Division: Biological Sciences
Degree Type: PhD
GGSB is the new name of the interdepartmental committee previously known as the Committee on Genetics. GGSB is a partner of the Institute for Genomics and Systems Biology (IGSB). The program is aimed at training PhD scholars for careers as independent scientists in basic and applied biomedical research and education. The Graduate Program in Genetics, Genomics, & Systems Biology offers a program of basic study leading to Doctor of Philosophy in Genetics. Our PhD training program combines a foundation in modern genetic analysis with training in current methods for formulating and addressing biological questions in the context of complex systems. Such systems are studied in physiological, developmental, and evolutionary contexts. The Genetics, Genomics, & Systems Biology Program has over 78 training faculty representing 16 different departments at the University of Chicago. The presence of both basic and clinical sciences in the Division of Biological Sciences enhances the Committee's broad interdisciplinary approach to teaching and research. The Committee provides an exciting environment in which to pursue rigorous, high quality training with flexibility in designing programs to meet individual needs. The Committee's goal is to provide an intellectually stimulating, collegial and supportive environment for students to progress smoothly from research training to research independence.

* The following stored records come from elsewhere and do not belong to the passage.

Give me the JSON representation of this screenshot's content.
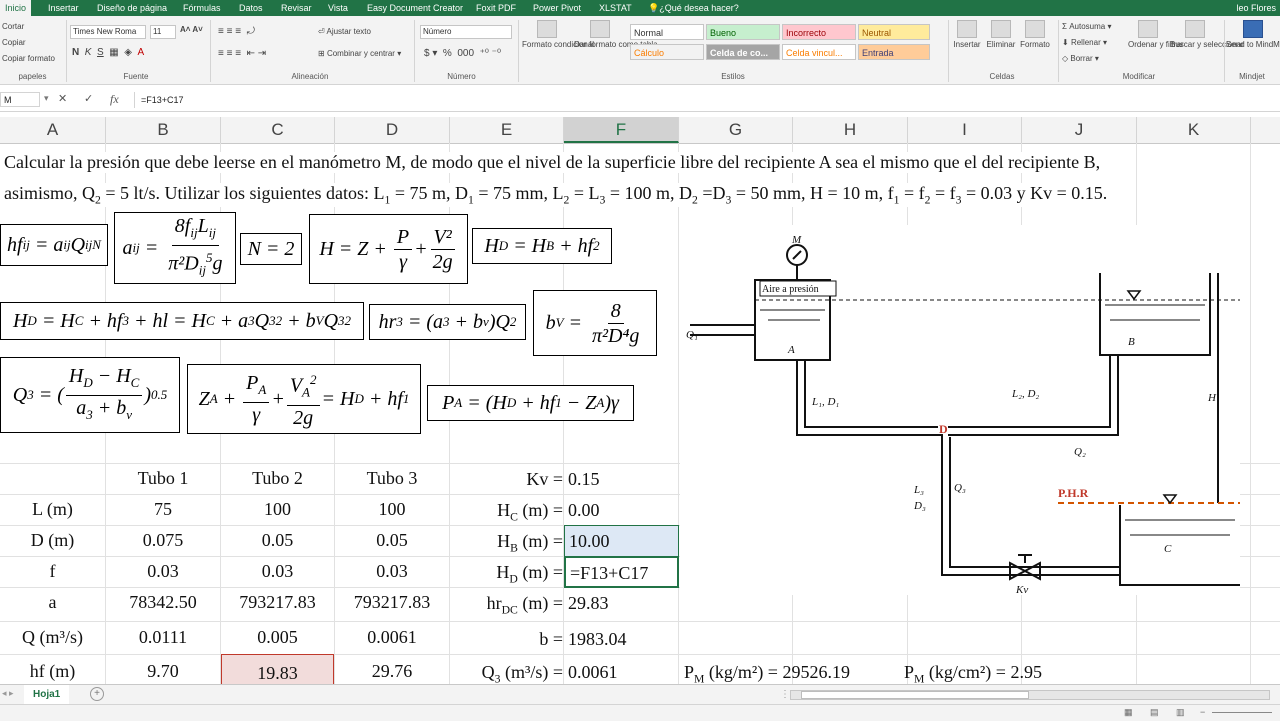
{
  "ribbon_tabs": [
    "Inicio",
    "Insertar",
    "Diseño de página",
    "Fórmulas",
    "Datos",
    "Revisar",
    "Vista",
    "Easy Document Creator",
    "Foxit PDF",
    "Power Pivot",
    "XLSTAT",
    "¿Qué desea hacer?"
  ],
  "user_name": "leo Flores",
  "clipboard": {
    "cut": "Cortar",
    "copy": "Copiar",
    "format_painter": "Copiar formato",
    "group": "papeles"
  },
  "font": {
    "name": "Times New Roma",
    "size": "11",
    "group": "Fuente"
  },
  "alignment": {
    "wrap": "Ajustar texto",
    "merge": "Combinar y centrar",
    "group": "Alineación"
  },
  "number": {
    "format": "Número",
    "group": "Número"
  },
  "styles": {
    "conditional": "Formato condicional",
    "table": "Dar formato como tabla",
    "normal": "Normal",
    "bueno": "Bueno",
    "incorrecto": "Incorrecto",
    "neutral": "Neutral",
    "calculo": "Cálculo",
    "celda_co": "Celda de co...",
    "celda_vinc": "Celda vincul...",
    "entrada": "Entrada",
    "group": "Estilos"
  },
  "cells_group": {
    "insert": "Insertar",
    "delete": "Eliminar",
    "format": "Formato",
    "group": "Celdas"
  },
  "editing": {
    "autosum": "Autosuma",
    "fill": "Rellenar",
    "clear": "Borrar",
    "sort": "Ordenar y filtrar",
    "find": "Buscar y seleccionar",
    "group": "Modificar"
  },
  "mindjet": {
    "send": "Send to MindManager",
    "group": "Mindjet"
  },
  "formula_bar": {
    "name_box": "M",
    "formula": "=F13+C17"
  },
  "columns": [
    "A",
    "B",
    "C",
    "D",
    "E",
    "F",
    "G",
    "H",
    "I",
    "J",
    "K"
  ],
  "statement": {
    "line1": "Calcular la presión que debe leerse en el manómetro M, de modo que el nivel de la superficie libre del recipiente A sea el mismo que el del recipiente B,",
    "line2a": "asimismo, Q",
    "line2sub": "2",
    "line2b": " = 5 lt/s. Utilizar los siguientes datos: L",
    "line2c": " = 75 m, D",
    "line2d": " = 75 mm, L",
    "line2e": " = L",
    "line2f": " = 100 m, D",
    "line2g": " =D",
    "line2h": " = 50 mm, H = 10 m, f",
    "line2i": " = f",
    "line2j": " = f",
    "line2k": " = 0.03 y Kv = 0.15."
  },
  "table": {
    "headers": [
      "Tubo 1",
      "Tubo 2",
      "Tubo 3"
    ],
    "rows": [
      {
        "label": "L (m)",
        "values": [
          "75",
          "100",
          "100"
        ]
      },
      {
        "label": "D (m)",
        "values": [
          "0.075",
          "0.05",
          "0.05"
        ]
      },
      {
        "label": "f",
        "values": [
          "0.03",
          "0.03",
          "0.03"
        ]
      },
      {
        "label": "a",
        "values": [
          "78342.50",
          "793217.83",
          "793217.83"
        ]
      },
      {
        "label": "Q (m³/s)",
        "values": [
          "0.0111",
          "0.005",
          "0.0061"
        ]
      },
      {
        "label": "hf (m)",
        "values": [
          "9.70",
          "19.83",
          "29.76"
        ]
      }
    ]
  },
  "params": {
    "kv_label": "Kv =",
    "kv": "0.15",
    "hc_label": "(m) =",
    "hc": "0.00",
    "hb_label": "(m) =",
    "hb": "10.00",
    "hd_label": "(m) =",
    "hd": "=F13+C17",
    "hr_label": "(m) =",
    "hr": "29.83",
    "b_label": "b =",
    "b": "1983.04",
    "q3_label": "(m³/s) =",
    "q3": "0.0061"
  },
  "results": {
    "pm1_label": "(kg/m²) =",
    "pm1": "29526.19",
    "pm2_label": "(kg/cm²) =",
    "pm2": "2.95"
  },
  "diagram_labels": {
    "m": "M",
    "aire": "Aire a presión",
    "a": "A",
    "b": "B",
    "c": "C",
    "q1": "Q₁",
    "l1d1": "L₁, D₁",
    "l2d2": "L₂, D₂",
    "q2": "Q₂",
    "d": "D",
    "phr": "P.H.R",
    "l3": "L₃",
    "d3": "D₃",
    "q3": "Q₃",
    "h": "H",
    "kv": "Kv"
  },
  "sheet_tab": "Hoja1",
  "colors": {
    "excel_green": "#217346",
    "selection": "#217346",
    "red_cell": "#c0392b"
  }
}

- Committee on Genetics, Genomics & Systems Biology
- 5812 S. Ellis Street
- Chicago, IL 60637
- Phone: 773-702-1234
- Website: http://cg.bsd.uchicago.edu/index.php
Applications should be initiated through the online application. Paper applications are not accepted.

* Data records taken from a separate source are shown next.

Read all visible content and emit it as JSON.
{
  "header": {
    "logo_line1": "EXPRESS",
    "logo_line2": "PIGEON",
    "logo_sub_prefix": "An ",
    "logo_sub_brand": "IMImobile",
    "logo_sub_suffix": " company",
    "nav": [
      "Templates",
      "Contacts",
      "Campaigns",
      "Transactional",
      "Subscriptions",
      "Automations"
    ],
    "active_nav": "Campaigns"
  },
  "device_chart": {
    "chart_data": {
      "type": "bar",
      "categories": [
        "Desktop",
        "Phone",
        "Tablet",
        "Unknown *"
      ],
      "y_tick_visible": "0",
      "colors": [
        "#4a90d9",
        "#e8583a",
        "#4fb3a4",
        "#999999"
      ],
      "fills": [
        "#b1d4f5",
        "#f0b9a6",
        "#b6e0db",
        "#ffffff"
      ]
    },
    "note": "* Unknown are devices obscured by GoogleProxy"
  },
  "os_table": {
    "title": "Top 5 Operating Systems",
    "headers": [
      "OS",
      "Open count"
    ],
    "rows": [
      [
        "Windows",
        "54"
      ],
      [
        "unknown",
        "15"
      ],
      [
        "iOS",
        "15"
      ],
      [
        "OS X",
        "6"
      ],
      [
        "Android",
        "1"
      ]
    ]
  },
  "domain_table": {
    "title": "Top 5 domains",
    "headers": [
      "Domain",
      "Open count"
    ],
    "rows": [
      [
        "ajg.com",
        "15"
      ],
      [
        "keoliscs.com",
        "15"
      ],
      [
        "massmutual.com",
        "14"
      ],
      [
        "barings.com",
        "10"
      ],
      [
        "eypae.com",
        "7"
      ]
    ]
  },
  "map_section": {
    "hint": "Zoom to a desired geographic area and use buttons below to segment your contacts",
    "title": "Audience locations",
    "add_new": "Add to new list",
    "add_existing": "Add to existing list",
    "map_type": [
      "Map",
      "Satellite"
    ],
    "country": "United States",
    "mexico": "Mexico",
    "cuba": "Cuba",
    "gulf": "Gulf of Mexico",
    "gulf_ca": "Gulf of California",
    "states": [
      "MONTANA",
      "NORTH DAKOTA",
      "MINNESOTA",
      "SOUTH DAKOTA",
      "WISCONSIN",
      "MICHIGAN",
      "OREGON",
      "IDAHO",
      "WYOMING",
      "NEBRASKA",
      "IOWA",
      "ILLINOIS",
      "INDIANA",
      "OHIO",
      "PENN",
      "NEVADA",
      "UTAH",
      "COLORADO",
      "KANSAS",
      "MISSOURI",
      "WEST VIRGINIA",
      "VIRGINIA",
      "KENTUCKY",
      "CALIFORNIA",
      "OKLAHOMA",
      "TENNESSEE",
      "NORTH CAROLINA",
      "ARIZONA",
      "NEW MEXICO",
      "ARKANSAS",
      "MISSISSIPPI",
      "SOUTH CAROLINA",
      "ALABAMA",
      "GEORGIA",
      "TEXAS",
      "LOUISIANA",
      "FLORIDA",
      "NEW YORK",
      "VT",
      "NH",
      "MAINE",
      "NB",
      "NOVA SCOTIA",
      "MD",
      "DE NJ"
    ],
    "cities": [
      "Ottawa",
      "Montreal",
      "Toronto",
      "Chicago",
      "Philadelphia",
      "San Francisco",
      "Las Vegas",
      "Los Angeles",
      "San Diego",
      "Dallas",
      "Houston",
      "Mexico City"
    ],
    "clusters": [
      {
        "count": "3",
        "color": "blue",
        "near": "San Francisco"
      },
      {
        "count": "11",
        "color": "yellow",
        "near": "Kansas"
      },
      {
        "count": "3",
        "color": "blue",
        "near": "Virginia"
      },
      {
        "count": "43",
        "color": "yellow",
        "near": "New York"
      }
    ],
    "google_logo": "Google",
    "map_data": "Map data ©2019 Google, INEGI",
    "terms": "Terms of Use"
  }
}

Deadline for admissions and financial aid: December 1
The program admits applicants once a year for the following Autumn Quarter. Applications received after the deadline cannot be considered.
The GGSP program admits applicants only for the Ph.D. degree.
- A completed application.
- Application fee of $55.
- Transcripts from all institutions attended after high school should be uploaded with the application.
- International student documents must be sent directly from the registrar’s office of the university attended.
- Three letters of recommendation from college or university professors who know the applicant’s work well. Individuals who have been away from school for several years may submit recommendations from their employers.
- Graduate Record Examination scores. We require the GRE general test scores; subject test scores will be considered, but are optional.
Admissions decisions are emailed in early March. No decisions will be given by phone or email.
Graduate students in the Biological Sciences Division are required to take nine credits of coursework for the Ph.D. program. 5 required courses in Genetics, 3 electives, 2 graded lab rotations for 1/2 credit each, as well as the Faculty Research Seminar Series and an ethics class.
In September of the second year of the program, students take the Preliminary Exam as a first step towards candidacy for their Ph.D. This is an oral exam in front of an exam committee during which students present answers to questions given to them two weeks in advance.
Most of the second year is spent developing a research project. A Thesis Advisory Committee is chosen by each student in consultation with his or her mentor and the GGSB Student Advisory Committee. A written research proposal is presented to the Thesis Advisory Committee in advance of the first meeting during which the student presents and defends their proposal. Following the initial meeting, the Thesis Advisory Committee meets on a regular basis throughout the remainder of the student's training to provide advice. All students in the Biological Sciences Division are required to serve as teaching assistants (TAs) for two quarters. This usually occurs during the second and third years. After passing the Qualifying Exam, the student will spend full-time on their thesis research, while continuing to attend seminars, journal clubs, and other educational meetings. Finally, each graduate student writes a dissertation describing his/her research, presents the work in a public seminar and defends it before his/her Thesis Advisory Committee.
Costs & Financial Aid
The Division of Biological Sciences offers academically qualified applicants complete and equitable support. Students in good academic standing are guaranteed an initial four years of support, which includes full tuition, health insurance, and a living stipend. The graduate stipend is competitive with awards offered at comparable institutions, is established at a level affording a reasonable local standard of living, and is adjusted annually to keep pace with increases in the cost of living.